Recorded data START
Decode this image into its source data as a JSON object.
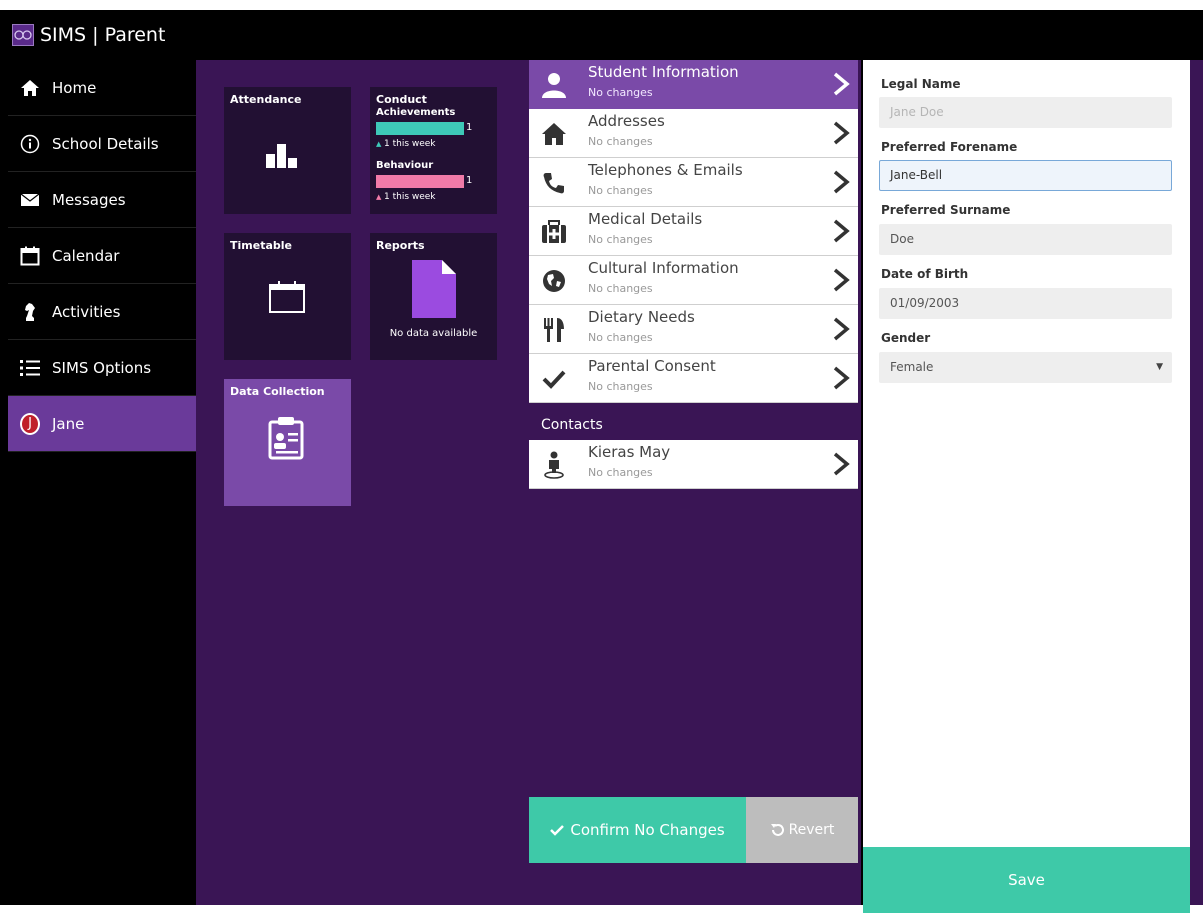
{
  "app": {
    "title": "SIMS | Parent",
    "logo_icon": "sims-logo-icon"
  },
  "sidebar": {
    "items": [
      {
        "label": "Home",
        "icon": "home-icon"
      },
      {
        "label": "School Details",
        "icon": "info-icon"
      },
      {
        "label": "Messages",
        "icon": "envelope-icon"
      },
      {
        "label": "Calendar",
        "icon": "calendar-icon"
      },
      {
        "label": "Activities",
        "icon": "chess-knight-icon"
      },
      {
        "label": "SIMS Options",
        "icon": "list-icon"
      }
    ],
    "user": {
      "initial": "J",
      "label": "Jane",
      "avatar_color": "#c0202a"
    }
  },
  "tiles": {
    "attendance": {
      "title": "Attendance",
      "icon": "bar-chart-icon"
    },
    "conduct": {
      "title": "Conduct",
      "achievements_label": "Achievements",
      "achievements_count": "1",
      "achievements_week": "1 this week",
      "achievements_color": "#3ec9b8",
      "behaviour_label": "Behaviour",
      "behaviour_count": "1",
      "behaviour_week": "1 this week",
      "behaviour_color": "#f07aa8"
    },
    "timetable": {
      "title": "Timetable",
      "icon": "calendar-icon"
    },
    "reports": {
      "title": "Reports",
      "icon": "document-icon",
      "empty_text": "No data available",
      "doc_color": "#9b4be0"
    },
    "data_collection": {
      "title": "Data Collection",
      "icon": "clipboard-icon"
    }
  },
  "list": {
    "items": [
      {
        "title": "Student Information",
        "subtitle": "No changes",
        "icon": "user-icon",
        "selected": true
      },
      {
        "title": "Addresses",
        "subtitle": "No changes",
        "icon": "house-icon"
      },
      {
        "title": "Telephones & Emails",
        "subtitle": "No changes",
        "icon": "phone-icon"
      },
      {
        "title": "Medical Details",
        "subtitle": "No changes",
        "icon": "medical-kit-icon"
      },
      {
        "title": "Cultural Information",
        "subtitle": "No changes",
        "icon": "globe-icon"
      },
      {
        "title": "Dietary Needs",
        "subtitle": "No changes",
        "icon": "cutlery-icon"
      },
      {
        "title": "Parental Consent",
        "subtitle": "No changes",
        "icon": "checkmark-icon"
      }
    ],
    "contacts_header": "Contacts",
    "contacts": [
      {
        "title": "Kieras May",
        "subtitle": "No changes",
        "icon": "person-pin-icon"
      }
    ],
    "confirm_label": "Confirm No Changes",
    "revert_label": "Revert"
  },
  "form": {
    "legal_name_label": "Legal Name",
    "legal_name_value": "Jane Doe",
    "preferred_forename_label": "Preferred Forename",
    "preferred_forename_value": "Jane-Bell",
    "preferred_surname_label": "Preferred Surname",
    "preferred_surname_value": "Doe",
    "dob_label": "Date of Birth",
    "dob_value": "01/09/2003",
    "gender_label": "Gender",
    "gender_value": "Female",
    "save_label": "Save"
  },
  "colors": {
    "purple_dark": "#3a1555",
    "purple_tile": "#221033",
    "purple_selected": "#7a4aa8",
    "teal": "#3ec9a8"
  }
}
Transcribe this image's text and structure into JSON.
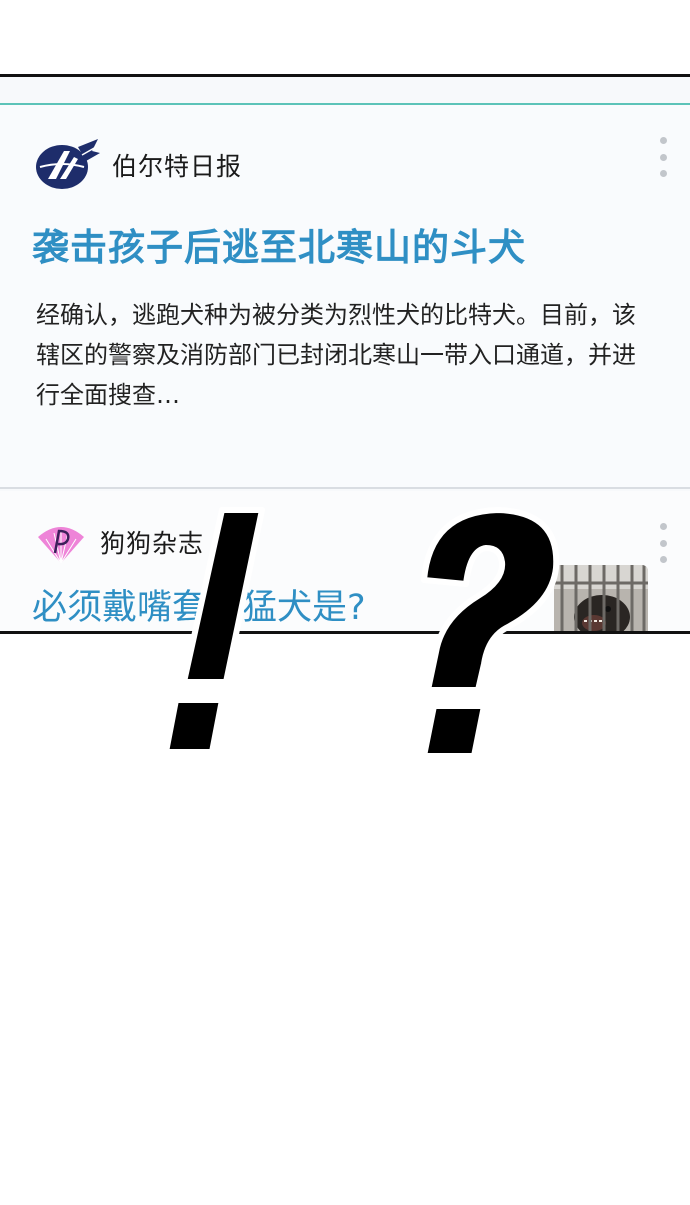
{
  "feed": {
    "items": [
      {
        "source": "伯尔特日报",
        "headline": "袭击孩子后逃至北寒山的斗犬",
        "summary": "经确认，逃跑犬种为被分类为烈性犬的比特犬。目前，该辖区的警察及消防部门已封闭北寒山一带入口通道，并进行全面搜查…",
        "logo_icon": "belt-daily-logo-icon"
      },
      {
        "source": "狗狗杂志",
        "headline": "必须戴嘴套的猛犬是?",
        "logo_icon": "dog-magazine-logo-icon"
      }
    ]
  },
  "overlay": {
    "marks": "!?"
  },
  "colors": {
    "headline": "#2f8fc4",
    "accent_line": "#5cc3b8",
    "logo_pink": "#ee84d8",
    "logo_navy": "#1e2d6b"
  }
}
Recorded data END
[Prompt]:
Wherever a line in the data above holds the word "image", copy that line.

[Response area]:
Decode this image into its source data as a JSON object.
Transcribe this image's text and structure into JSON.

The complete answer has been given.